__What you have to do__
Copy out each line of the data below in which the string "UNDO" appears.

### Records shown

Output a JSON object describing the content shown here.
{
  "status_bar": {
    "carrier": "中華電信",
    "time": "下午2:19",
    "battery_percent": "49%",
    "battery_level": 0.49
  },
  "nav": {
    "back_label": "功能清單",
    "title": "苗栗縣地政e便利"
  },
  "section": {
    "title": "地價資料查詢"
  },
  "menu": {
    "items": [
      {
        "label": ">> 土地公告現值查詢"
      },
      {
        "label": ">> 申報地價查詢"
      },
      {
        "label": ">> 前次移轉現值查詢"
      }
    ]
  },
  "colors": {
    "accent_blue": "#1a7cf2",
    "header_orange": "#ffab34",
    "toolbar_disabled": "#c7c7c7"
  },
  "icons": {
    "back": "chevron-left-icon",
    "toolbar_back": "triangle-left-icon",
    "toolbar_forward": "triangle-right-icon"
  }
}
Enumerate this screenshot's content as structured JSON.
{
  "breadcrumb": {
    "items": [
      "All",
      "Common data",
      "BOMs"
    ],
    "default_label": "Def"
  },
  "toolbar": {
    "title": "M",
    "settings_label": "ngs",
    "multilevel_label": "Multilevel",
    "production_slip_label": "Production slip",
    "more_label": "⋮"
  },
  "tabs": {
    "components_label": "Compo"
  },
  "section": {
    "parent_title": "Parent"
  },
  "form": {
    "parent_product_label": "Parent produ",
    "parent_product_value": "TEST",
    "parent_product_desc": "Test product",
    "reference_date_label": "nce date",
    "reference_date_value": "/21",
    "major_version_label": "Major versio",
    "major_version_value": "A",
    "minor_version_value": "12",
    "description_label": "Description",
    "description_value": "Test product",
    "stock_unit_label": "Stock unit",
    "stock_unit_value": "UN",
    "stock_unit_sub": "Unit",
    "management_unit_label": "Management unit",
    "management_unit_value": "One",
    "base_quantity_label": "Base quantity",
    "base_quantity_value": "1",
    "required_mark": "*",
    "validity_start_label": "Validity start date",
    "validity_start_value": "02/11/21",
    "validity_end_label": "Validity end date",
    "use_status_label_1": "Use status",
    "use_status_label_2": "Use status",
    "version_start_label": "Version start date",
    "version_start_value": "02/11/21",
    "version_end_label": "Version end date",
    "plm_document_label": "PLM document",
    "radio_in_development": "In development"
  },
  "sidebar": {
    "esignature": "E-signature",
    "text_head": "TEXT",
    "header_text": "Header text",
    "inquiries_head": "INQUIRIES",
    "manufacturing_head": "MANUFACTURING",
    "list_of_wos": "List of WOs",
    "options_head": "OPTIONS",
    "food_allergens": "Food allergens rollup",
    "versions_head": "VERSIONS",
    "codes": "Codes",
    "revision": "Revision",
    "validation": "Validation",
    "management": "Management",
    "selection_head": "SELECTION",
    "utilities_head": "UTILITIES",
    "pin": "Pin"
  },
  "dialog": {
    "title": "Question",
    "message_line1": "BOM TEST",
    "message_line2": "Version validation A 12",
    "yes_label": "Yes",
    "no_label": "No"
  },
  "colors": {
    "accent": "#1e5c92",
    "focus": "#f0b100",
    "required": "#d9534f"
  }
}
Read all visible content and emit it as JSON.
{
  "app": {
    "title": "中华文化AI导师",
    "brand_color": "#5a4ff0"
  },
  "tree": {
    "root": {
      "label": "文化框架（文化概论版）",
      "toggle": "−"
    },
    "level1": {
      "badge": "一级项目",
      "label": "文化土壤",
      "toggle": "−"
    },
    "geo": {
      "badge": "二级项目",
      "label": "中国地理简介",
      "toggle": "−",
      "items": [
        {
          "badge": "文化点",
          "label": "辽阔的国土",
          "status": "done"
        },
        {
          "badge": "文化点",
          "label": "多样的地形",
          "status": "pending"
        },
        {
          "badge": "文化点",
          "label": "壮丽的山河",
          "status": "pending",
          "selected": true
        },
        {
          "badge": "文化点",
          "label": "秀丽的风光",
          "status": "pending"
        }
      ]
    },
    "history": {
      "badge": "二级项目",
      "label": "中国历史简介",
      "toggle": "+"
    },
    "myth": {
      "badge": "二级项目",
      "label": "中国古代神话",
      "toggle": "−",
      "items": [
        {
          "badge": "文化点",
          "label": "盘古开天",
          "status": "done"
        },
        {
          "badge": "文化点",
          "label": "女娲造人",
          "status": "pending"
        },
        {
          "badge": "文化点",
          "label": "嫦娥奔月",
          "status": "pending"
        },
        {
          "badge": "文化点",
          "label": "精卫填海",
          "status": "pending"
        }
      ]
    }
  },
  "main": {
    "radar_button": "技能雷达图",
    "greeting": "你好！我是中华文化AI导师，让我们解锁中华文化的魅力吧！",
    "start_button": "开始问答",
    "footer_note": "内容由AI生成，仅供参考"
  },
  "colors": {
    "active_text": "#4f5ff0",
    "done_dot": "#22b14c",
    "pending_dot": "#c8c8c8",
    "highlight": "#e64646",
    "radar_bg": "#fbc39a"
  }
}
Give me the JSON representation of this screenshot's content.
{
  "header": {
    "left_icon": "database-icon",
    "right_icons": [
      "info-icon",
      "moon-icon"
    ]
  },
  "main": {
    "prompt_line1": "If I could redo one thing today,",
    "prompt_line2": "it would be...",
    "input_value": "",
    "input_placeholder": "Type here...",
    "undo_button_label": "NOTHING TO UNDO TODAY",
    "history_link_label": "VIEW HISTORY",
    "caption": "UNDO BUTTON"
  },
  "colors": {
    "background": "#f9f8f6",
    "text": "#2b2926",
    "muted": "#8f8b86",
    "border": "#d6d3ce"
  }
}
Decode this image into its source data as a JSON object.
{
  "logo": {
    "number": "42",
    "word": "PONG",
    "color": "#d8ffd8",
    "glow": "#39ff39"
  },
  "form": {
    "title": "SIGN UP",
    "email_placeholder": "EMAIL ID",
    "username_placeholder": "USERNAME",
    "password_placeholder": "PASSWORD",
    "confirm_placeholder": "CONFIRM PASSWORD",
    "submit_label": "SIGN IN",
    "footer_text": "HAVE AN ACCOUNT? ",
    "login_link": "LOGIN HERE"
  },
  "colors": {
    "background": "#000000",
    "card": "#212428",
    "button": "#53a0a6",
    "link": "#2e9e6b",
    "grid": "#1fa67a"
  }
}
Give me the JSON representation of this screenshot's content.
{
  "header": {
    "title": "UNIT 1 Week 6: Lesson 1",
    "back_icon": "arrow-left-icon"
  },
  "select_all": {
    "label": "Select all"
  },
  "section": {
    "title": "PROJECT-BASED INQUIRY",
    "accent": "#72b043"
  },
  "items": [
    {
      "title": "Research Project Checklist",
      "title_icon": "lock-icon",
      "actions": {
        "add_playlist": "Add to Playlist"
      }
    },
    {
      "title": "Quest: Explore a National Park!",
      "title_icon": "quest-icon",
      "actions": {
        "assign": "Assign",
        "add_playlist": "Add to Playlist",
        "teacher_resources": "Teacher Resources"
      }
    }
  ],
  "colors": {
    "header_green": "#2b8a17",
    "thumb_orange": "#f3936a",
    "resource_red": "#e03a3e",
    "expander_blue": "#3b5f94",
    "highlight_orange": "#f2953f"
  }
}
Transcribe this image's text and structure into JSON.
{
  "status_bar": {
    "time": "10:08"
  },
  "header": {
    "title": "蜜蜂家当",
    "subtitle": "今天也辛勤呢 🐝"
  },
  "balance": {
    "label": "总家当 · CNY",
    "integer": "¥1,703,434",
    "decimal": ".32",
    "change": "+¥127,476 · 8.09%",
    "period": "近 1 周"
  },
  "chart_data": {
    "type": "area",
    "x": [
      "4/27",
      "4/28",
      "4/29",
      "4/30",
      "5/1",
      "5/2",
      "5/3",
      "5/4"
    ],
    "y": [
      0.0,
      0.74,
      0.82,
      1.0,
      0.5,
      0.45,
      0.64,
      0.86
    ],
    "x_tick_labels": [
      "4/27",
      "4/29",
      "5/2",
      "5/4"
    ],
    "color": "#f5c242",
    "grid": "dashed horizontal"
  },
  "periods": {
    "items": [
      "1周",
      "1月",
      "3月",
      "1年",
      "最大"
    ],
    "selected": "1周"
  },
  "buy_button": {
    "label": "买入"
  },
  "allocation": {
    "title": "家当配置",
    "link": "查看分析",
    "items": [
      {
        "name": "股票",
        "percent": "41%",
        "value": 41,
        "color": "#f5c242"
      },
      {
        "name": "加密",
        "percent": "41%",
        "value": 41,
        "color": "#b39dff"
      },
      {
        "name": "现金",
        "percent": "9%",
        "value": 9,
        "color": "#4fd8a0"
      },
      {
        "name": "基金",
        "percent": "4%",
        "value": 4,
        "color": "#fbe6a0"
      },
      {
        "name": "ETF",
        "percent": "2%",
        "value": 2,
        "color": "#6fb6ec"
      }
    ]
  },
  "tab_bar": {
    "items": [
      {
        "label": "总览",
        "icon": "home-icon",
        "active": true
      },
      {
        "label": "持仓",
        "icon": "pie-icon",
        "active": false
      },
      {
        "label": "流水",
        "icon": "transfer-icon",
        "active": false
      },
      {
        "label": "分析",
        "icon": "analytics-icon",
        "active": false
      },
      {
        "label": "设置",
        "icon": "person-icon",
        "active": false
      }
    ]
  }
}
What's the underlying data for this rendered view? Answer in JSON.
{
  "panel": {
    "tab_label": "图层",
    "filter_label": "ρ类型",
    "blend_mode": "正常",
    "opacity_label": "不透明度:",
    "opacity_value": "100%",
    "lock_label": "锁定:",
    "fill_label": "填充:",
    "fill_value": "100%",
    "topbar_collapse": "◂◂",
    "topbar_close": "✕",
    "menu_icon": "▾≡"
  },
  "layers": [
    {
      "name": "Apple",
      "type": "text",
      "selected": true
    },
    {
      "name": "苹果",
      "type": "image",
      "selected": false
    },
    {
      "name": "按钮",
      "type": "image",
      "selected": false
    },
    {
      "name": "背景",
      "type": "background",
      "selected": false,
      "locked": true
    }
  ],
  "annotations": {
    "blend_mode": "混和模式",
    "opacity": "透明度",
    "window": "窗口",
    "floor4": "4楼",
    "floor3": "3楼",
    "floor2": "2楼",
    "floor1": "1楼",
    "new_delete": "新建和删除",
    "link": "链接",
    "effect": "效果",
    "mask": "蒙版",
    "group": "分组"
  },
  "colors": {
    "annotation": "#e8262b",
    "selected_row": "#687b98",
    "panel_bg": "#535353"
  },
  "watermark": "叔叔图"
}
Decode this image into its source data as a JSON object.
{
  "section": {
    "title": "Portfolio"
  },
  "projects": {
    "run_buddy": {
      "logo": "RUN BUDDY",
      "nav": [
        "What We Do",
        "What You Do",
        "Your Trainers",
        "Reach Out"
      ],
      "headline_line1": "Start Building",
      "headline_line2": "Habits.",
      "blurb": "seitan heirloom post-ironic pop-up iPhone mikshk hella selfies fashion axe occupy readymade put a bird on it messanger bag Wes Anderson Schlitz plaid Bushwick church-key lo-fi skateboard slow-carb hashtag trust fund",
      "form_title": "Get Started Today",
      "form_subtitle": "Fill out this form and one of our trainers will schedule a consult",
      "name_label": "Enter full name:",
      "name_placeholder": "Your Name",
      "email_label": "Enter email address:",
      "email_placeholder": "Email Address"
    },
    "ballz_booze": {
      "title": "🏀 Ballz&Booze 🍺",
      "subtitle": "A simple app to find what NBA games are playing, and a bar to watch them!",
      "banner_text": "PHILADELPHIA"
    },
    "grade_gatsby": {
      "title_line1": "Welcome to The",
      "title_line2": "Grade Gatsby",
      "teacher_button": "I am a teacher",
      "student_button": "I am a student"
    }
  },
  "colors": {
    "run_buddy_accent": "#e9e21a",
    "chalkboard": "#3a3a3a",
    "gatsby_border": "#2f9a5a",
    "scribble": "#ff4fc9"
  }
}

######

__Answer to this exercise__
    "undo_button_label": "NOTHING TO UNDO TODAY",
    "caption": "UNDO BUTTON"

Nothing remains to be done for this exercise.